How the Internet Has Helped Reinvent and Revitalize Bingo

How the Internet Has Helped Reinvent and Revitalize Bingo


The game was seemingly nearly dead in 1999 – but the past two decades have changed all that

How the Internet Has Helped Reinvent and Revitalize Bingo

The game was seemingly nearly dead in 1999 – but the past two decades have changed all that

What was the world like back in 1999? Do you remember? It’s an interesting question because the truth is, modern life has changed beyond all recognition as a result of the Internet and the services offered by modern technology. Bingo used to be a game only enjoyed by pensioners in Bingo Halls, many of which were closing their doors around this time. The younger generations seemingly had no interest in the game, and the number of players was falling rapidly. It seemed as if Bingo might disappear completely soon.

One statistic of interest is that during the mid-1960s, more than fourteen million people were registered as Bingo Players at Bingo halls across the United Kingdom. That’s more people than were attending England’s top-flight football games, which seems almost unbelievable today. And yet, despite this, by 1999 the number had dropped to less than two million – that’s a drop of almost 90%.

How Did This Happen?

Whole books have been written that attempt to analyze the reasons for the decline of Bingo. One reason that is most often noted is that the game didn’t change much over the decades. It remained pretty much the same for almost forty years, which made it hard for the game to attract new players.

Another important change was the increase in competition for people’s time and attention. In Bingo’s heyday during the 1960s, there just wasn’t as much to do as there is today. Numerous new leisure activities have sprung up, cheap flights have enabled people to go abroad rather than visit seaside towns with bingo halls, and television really took off during the 1990s, with Satellite and Cable services delivering hundreds of channels rather than the four or five people had previously been used to.

The Resurrection – Thanks to the Internet

And yet, despite the decline we’ve just described, Bingo is now vastly more popular than it was in 1999. There are millions of active players, and while this revival has certainly taken some time to evolve fully, it has surprised many people within the gambling industry.

Many people who start off playing Bingo online will eventually decide to go and visit a nearby Bingo hall too. Sure, most of those millions of players are playing online, but live Bingo has still benefited from this revival in popularity.

To say that online gambling has been a success would be a huge understatement – the first online casinos weren’t fantastic – some were very shady and took a long time to pay winnings if they did at all. But it wasn’t long before regulators got involved and secured the online gaming market, resulting in the safe environment that online Bingo players in most countries enjoy today.

But Bingo just wasn’t the focus of most early online gambling sites - its low popularity at the time meant that investors were mainly interested in online casinos and sportsbooks rather than Bingo sites. Some savvy entrepreneurs spotted this hole in the market, though. They developed fantastic online bingo software that would soon cause an avalanche of investment in the online bingo sector. Every major gambling company now offers online Bingo in every country where they operate. If that’s not a huge improvement, I don’t know what is!

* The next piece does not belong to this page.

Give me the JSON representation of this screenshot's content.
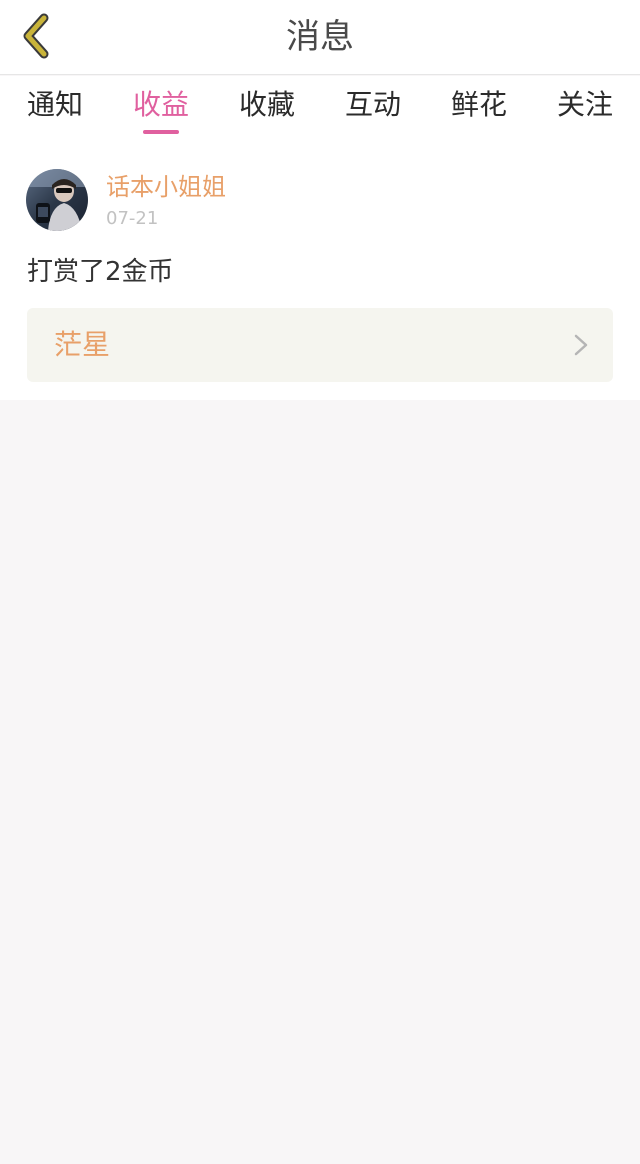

Why Was Bingo So Successful Online?

Online Bingo wasn’t really the focus of early online gambling sites because many people believed Bingo to be a social game, and this aspect would be lost if the game moved online. It turns out they were wrong – the social aspect could be moved online, and it wasn’t Bingo’s biggest attraction anyway. It is the dopamine hit of winning that entices people to online gambling sites, and Bingo is no different from roulette, blackjack, or poker in this way. By including an online chat function in Bingo sites, players could still converse while the game took place. And with the computer automatically marking their cards for them, players could buy more tickets than ever before and still keep up with the action.

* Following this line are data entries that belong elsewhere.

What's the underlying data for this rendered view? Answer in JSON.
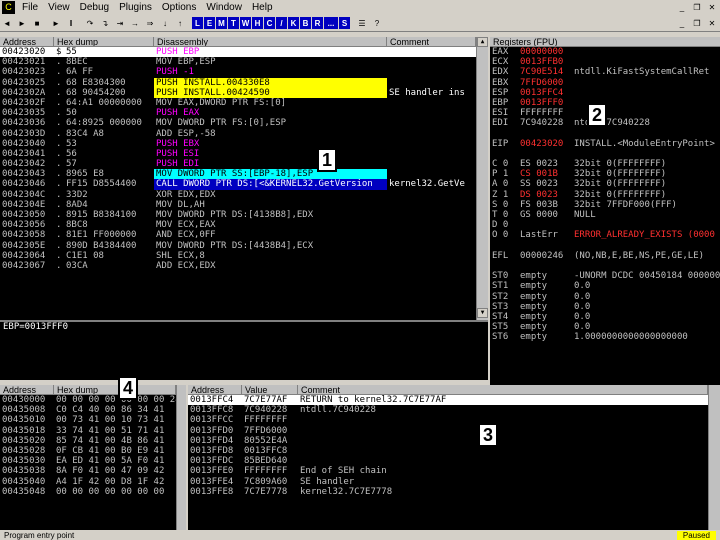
{
  "menu": {
    "logo": "C",
    "items": [
      "File",
      "View",
      "Debug",
      "Plugins",
      "Options",
      "Window",
      "Help"
    ]
  },
  "toolbar": {
    "buttons": [
      "◄",
      "►",
      "■",
      "↷",
      "↴",
      "⇥",
      "→",
      "⇒",
      "↓",
      "↑"
    ],
    "letters": [
      "L",
      "E",
      "M",
      "T",
      "W",
      "H",
      "C",
      "/",
      "K",
      "B",
      "R",
      "...",
      "S"
    ]
  },
  "cpu": {
    "headers": [
      "Address",
      "Hex dump",
      "Disassembly",
      "Comment"
    ],
    "rows": [
      {
        "addr": "00423020",
        "mark": "$",
        "hex": "55",
        "dis": "PUSH EBP",
        "cm": "",
        "style": "sel"
      },
      {
        "addr": "00423021",
        "mark": ".",
        "hex": "8BEC",
        "dis": "MOV EBP,ESP",
        "cm": ""
      },
      {
        "addr": "00423023",
        "mark": ".",
        "hex": "6A FF",
        "dis": "PUSH -1",
        "cm": ""
      },
      {
        "addr": "00423025",
        "mark": ".",
        "hex": "68 E8304300",
        "dis": "PUSH INSTALL.004330E8",
        "cm": "",
        "hl": "ylw"
      },
      {
        "addr": "0042302A",
        "mark": ".",
        "hex": "68 90454200",
        "dis": "PUSH INSTALL.00424590",
        "cm": "SE handler ins",
        "hl": "ylw"
      },
      {
        "addr": "0042302F",
        "mark": ".",
        "hex": "64:A1 00000000",
        "dis": "MOV EAX,DWORD PTR FS:[0]",
        "cm": ""
      },
      {
        "addr": "00423035",
        "mark": ".",
        "hex": "50",
        "dis": "PUSH EAX",
        "cm": ""
      },
      {
        "addr": "00423036",
        "mark": ".",
        "hex": "64:8925 000000",
        "dis": "MOV DWORD PTR FS:[0],ESP",
        "cm": ""
      },
      {
        "addr": "0042303D",
        "mark": ".",
        "hex": "83C4 A8",
        "dis": "ADD ESP,-58",
        "cm": ""
      },
      {
        "addr": "00423040",
        "mark": ".",
        "hex": "53",
        "dis": "PUSH EBX",
        "cm": ""
      },
      {
        "addr": "00423041",
        "mark": ".",
        "hex": "56",
        "dis": "PUSH ESI",
        "cm": ""
      },
      {
        "addr": "00423042",
        "mark": ".",
        "hex": "57",
        "dis": "PUSH EDI",
        "cm": ""
      },
      {
        "addr": "00423043",
        "mark": ".",
        "hex": "8965 E8",
        "dis": "MOV DWORD PTR SS:[EBP-18],ESP",
        "cm": "",
        "hl": "cy"
      },
      {
        "addr": "00423046",
        "mark": ".",
        "hex": "FF15 D8554400",
        "dis": "CALL DWORD PTR DS:[<&KERNEL32.GetVersion",
        "cm": "kernel32.GetVe",
        "hl": "call"
      },
      {
        "addr": "0042304C",
        "mark": ".",
        "hex": "33D2",
        "dis": "XOR EDX,EDX",
        "cm": ""
      },
      {
        "addr": "0042304E",
        "mark": ".",
        "hex": "8AD4",
        "dis": "MOV DL,AH",
        "cm": ""
      },
      {
        "addr": "00423050",
        "mark": ".",
        "hex": "8915 B8384100",
        "dis": "MOV DWORD PTR DS:[4138B8],EDX",
        "cm": ""
      },
      {
        "addr": "00423056",
        "mark": ".",
        "hex": "8BC8",
        "dis": "MOV ECX,EAX",
        "cm": ""
      },
      {
        "addr": "00423058",
        "mark": ".",
        "hex": "81E1 FF000000",
        "dis": "AND ECX,0FF",
        "cm": ""
      },
      {
        "addr": "0042305E",
        "mark": ".",
        "hex": "890D B4384400",
        "dis": "MOV DWORD PTR DS:[4438B4],ECX",
        "cm": ""
      },
      {
        "addr": "00423064",
        "mark": ".",
        "hex": "C1E1 08",
        "dis": "SHL ECX,8",
        "cm": ""
      },
      {
        "addr": "00423067",
        "mark": ".",
        "hex": "03CA",
        "dis": "ADD ECX,EDX",
        "cm": ""
      }
    ],
    "info": "EBP=0013FFF0"
  },
  "registers": {
    "title": "Registers (FPU)",
    "rows": [
      {
        "n": "EAX",
        "v": "00000000",
        "c": "",
        "red": true
      },
      {
        "n": "ECX",
        "v": "0013FFB0",
        "c": "",
        "red": true
      },
      {
        "n": "EDX",
        "v": "7C90E514",
        "c": "ntdll.KiFastSystemCallRet",
        "red": true
      },
      {
        "n": "EBX",
        "v": "7FFD6000",
        "c": "",
        "red": true
      },
      {
        "n": "ESP",
        "v": "0013FFC4",
        "c": "",
        "red": true
      },
      {
        "n": "EBP",
        "v": "0013FFF0",
        "c": "",
        "red": true
      },
      {
        "n": "ESI",
        "v": "FFFFFFFF",
        "c": ""
      },
      {
        "n": "EDI",
        "v": "7C940228",
        "c": "ntdll.7C940228"
      },
      {
        "n": "",
        "v": "",
        "c": ""
      },
      {
        "n": "EIP",
        "v": "00423020",
        "c": "INSTALL.<ModuleEntryPoint>",
        "red": true
      },
      {
        "n": "",
        "v": "",
        "c": ""
      },
      {
        "n": "C 0",
        "v": "ES 0023",
        "c": "32bit 0(FFFFFFFF)"
      },
      {
        "n": "P 1",
        "v": "CS 001B",
        "c": "32bit 0(FFFFFFFF)",
        "red": true
      },
      {
        "n": "A 0",
        "v": "SS 0023",
        "c": "32bit 0(FFFFFFFF)"
      },
      {
        "n": "Z 1",
        "v": "DS 0023",
        "c": "32bit 0(FFFFFFFF)",
        "red": true
      },
      {
        "n": "S 0",
        "v": "FS 003B",
        "c": "32bit 7FFDF000(FFF)"
      },
      {
        "n": "T 0",
        "v": "GS 0000",
        "c": "NULL"
      },
      {
        "n": "D 0",
        "v": "",
        "c": ""
      },
      {
        "n": "O 0",
        "v": "LastErr",
        "c": "ERROR_ALREADY_EXISTS (0000"
      },
      {
        "n": "",
        "v": "",
        "c": ""
      },
      {
        "n": "EFL",
        "v": "00000246",
        "c": "(NO,NB,E,BE,NS,PE,GE,LE)"
      },
      {
        "n": "",
        "v": "",
        "c": ""
      },
      {
        "n": "ST0",
        "v": "empty",
        "c": "-UNORM DCDC 00450184 00000000"
      },
      {
        "n": "ST1",
        "v": "empty",
        "c": "0.0"
      },
      {
        "n": "ST2",
        "v": "empty",
        "c": "0.0"
      },
      {
        "n": "ST3",
        "v": "empty",
        "c": "0.0"
      },
      {
        "n": "ST4",
        "v": "empty",
        "c": "0.0"
      },
      {
        "n": "ST5",
        "v": "empty",
        "c": "0.0"
      },
      {
        "n": "ST6",
        "v": "empty",
        "c": "1.0000000000000000000"
      }
    ]
  },
  "dump": {
    "headers": [
      "Address",
      "Hex dump"
    ],
    "rows": [
      {
        "a": "00430000",
        "h": "00 00 00 00 00 00 00 24 40"
      },
      {
        "a": "00435008",
        "h": "C0 C4 40 00 86 34 41"
      },
      {
        "a": "00435010",
        "h": "00 73 41 00 10 73 41"
      },
      {
        "a": "00435018",
        "h": "33 74 41 00 51 71 41"
      },
      {
        "a": "00435020",
        "h": "85 74 41 00 4B 86 41"
      },
      {
        "a": "00435028",
        "h": "0F CB 41 00 B0 E9 41"
      },
      {
        "a": "00435030",
        "h": "EA ED 41 00 5A F0 41"
      },
      {
        "a": "00435038",
        "h": "8A F0 41 00 47 09 42"
      },
      {
        "a": "00435040",
        "h": "A4 1F 42 00 D8 1F 42"
      },
      {
        "a": "00435048",
        "h": "00 00 00 00 00 00 00"
      }
    ]
  },
  "stack": {
    "headers": [
      "Address",
      "Value",
      "Comment"
    ],
    "rows": [
      {
        "a": "0013FFC4",
        "v": "7C7E77AF",
        "c": "RETURN to kernel32.7C7E77AF",
        "sel": true
      },
      {
        "a": "0013FFC8",
        "v": "7C940228",
        "c": "ntdll.7C940228"
      },
      {
        "a": "0013FFCC",
        "v": "FFFFFFFF",
        "c": ""
      },
      {
        "a": "0013FFD0",
        "v": "7FFD6000",
        "c": ""
      },
      {
        "a": "0013FFD4",
        "v": "80552E4A",
        "c": ""
      },
      {
        "a": "0013FFD8",
        "v": "0013FFC8",
        "c": ""
      },
      {
        "a": "0013FFDC",
        "v": "85BED640",
        "c": ""
      },
      {
        "a": "0013FFE0",
        "v": "FFFFFFFF",
        "c": "End of SEH chain"
      },
      {
        "a": "0013FFE4",
        "v": "7C809A60",
        "c": "SE handler"
      },
      {
        "a": "0013FFE8",
        "v": "7C7E7778",
        "c": "kernel32.7C7E7778"
      }
    ]
  },
  "markers": [
    "1",
    "2",
    "3",
    "4"
  ],
  "status": {
    "left": "Program entry point",
    "right": "Paused"
  }
}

We are likely going to see virtual reality bingo very soon – companies are definitely working on it. It has taken two decades, but it seems that Bingo is now ready to take off into the stratosphere once again.